It is no secret that Agbegnenou has her sights firmly set on this summer’s Olympic Games. "The focus is all on Rio now and I am working on ways to stay calm in the lead up to the Games, said Agbegnenou. When asked about what is next on her agenda Agbegnenou answered, "I am taking things step by step and I think that the European championships will be my next competition."
In the first semi-final world champion Tina Trstenjak (SLO) was well beaten by a rampant Tashiro who scored a yuko, waza-ari and almost pulled off a juji-gatame but the former was alert to the threat. In the second semi-final Agbegnenou (FRA) flew past Tokyo Grand Slam winner Martyna Trajdos of Germany by ippon after 42 seconds.
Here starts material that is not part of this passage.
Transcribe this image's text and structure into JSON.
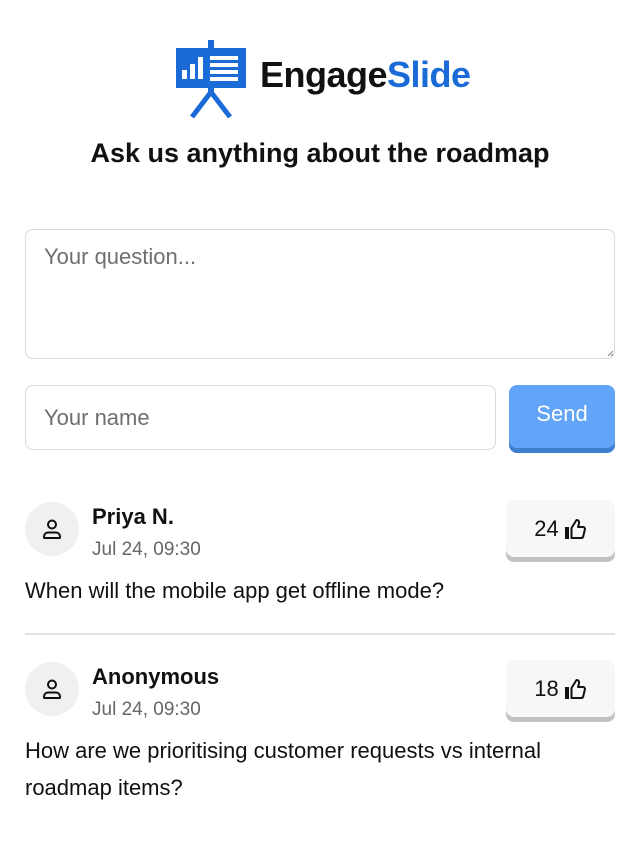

In the first bronze medal contest Trajdos had the measure of world bronze medallist Tsedevsuren Munkhzaya (MGL) to secure a vital medal in her pursuit of Olympic honours this summer. Trajdos won by a waza-ari as she was on top throughout the contest and was smiling ear-to-ear after being awarded the contest. The second bronze medal contest featured Trstenjak against Dutch Anicka Van Emden for a place on the podium. Surprisingly, it was Van Emden who scored the first with a counterattack for waza-ari, but there was still two minutes and a half remaining on the clock. Knowing the pressure that Trstenjak can put on her opponents, it was not written in stone that the waza-ari would be enough for the Dutch fighter to step up for the 13th time on the podium of a Grand Slam. But actually, she perfectly controlled Tina Trstenjak, attacking just before her or blocking her sleeve, and Van Emden added one more medal to her impressive prize list, her fifth medal in Paris since 2010.
For Agbegnenou there was another milestone to celebrate, she took the 50st gold medal for a French women at the Paris Grand Slam, or Tournoi de Paris since the first in 1988.